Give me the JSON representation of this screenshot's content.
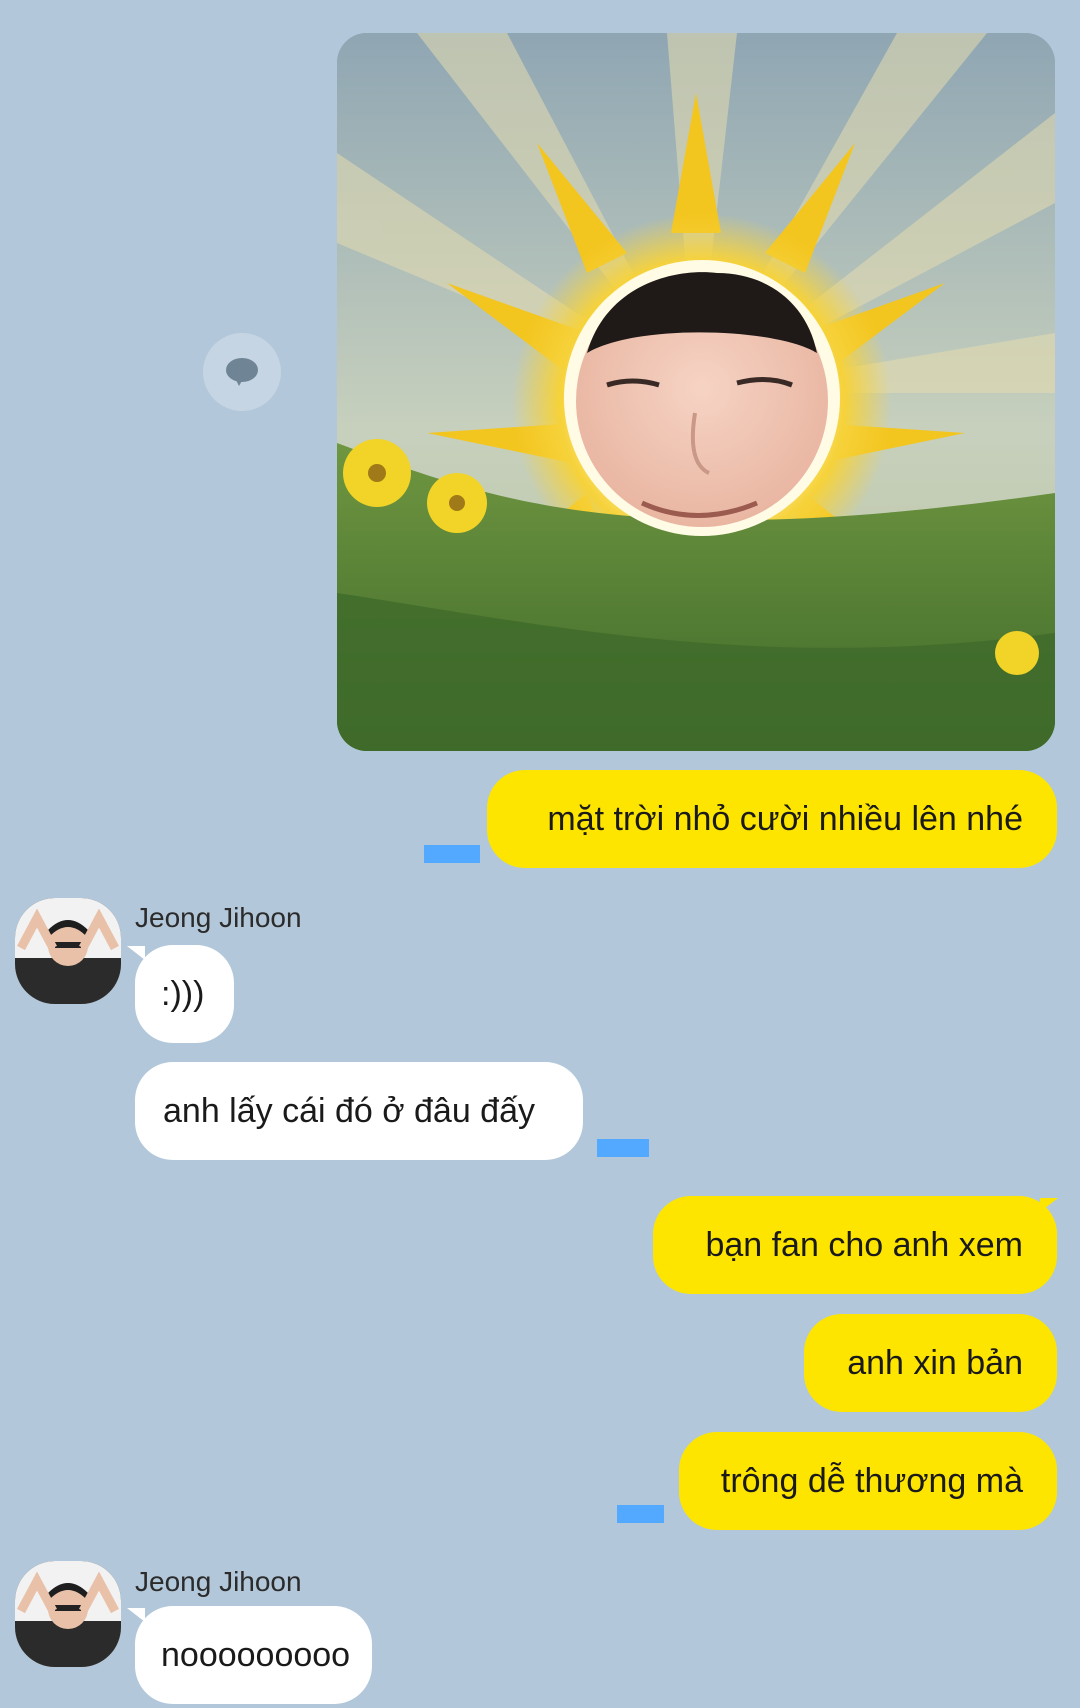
{
  "messages": {
    "m1_text": "mặt trời nhỏ cười nhiều lên nhé",
    "m2_text": ":)))",
    "m3_text": "anh lấy cái đó ở đâu đấy",
    "m4_text": "bạn fan cho anh xem",
    "m5_text": "anh xin bản",
    "m6_text": "trông dễ thương mà",
    "m7_text": "nooooooooo"
  },
  "contact": {
    "name": "Jeong Jihoon"
  },
  "colors": {
    "background": "#b2c7da",
    "my_bubble": "#fee500",
    "their_bubble": "#ffffff",
    "timestamp_redaction": "#53a9ff"
  },
  "icons": {
    "share": "speech-bubble-icon"
  }
}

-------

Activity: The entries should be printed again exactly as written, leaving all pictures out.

Your response:
Give me the JSON representation of this screenshot's content.
{
  "messages": {
    "m1_text": "mặt trời nhỏ cười nhiều lên nhé",
    "m2_text": ":)))",
    "m3_text": "anh lấy cái đó ở đâu đấy",
    "m4_text": "bạn fan cho anh xem",
    "m5_text": "anh xin bản",
    "m6_text": "trông dễ thương mà",
    "m7_text": "nooooooooo"
  },
  "contact": {
    "name": "Jeong Jihoon"
  },
  "colors": {
    "background": "#b2c7da",
    "my_bubble": "#fee500",
    "their_bubble": "#ffffff",
    "timestamp_redaction": "#53a9ff"
  },
  "icons": {
    "share": "speech-bubble-icon"
  }
}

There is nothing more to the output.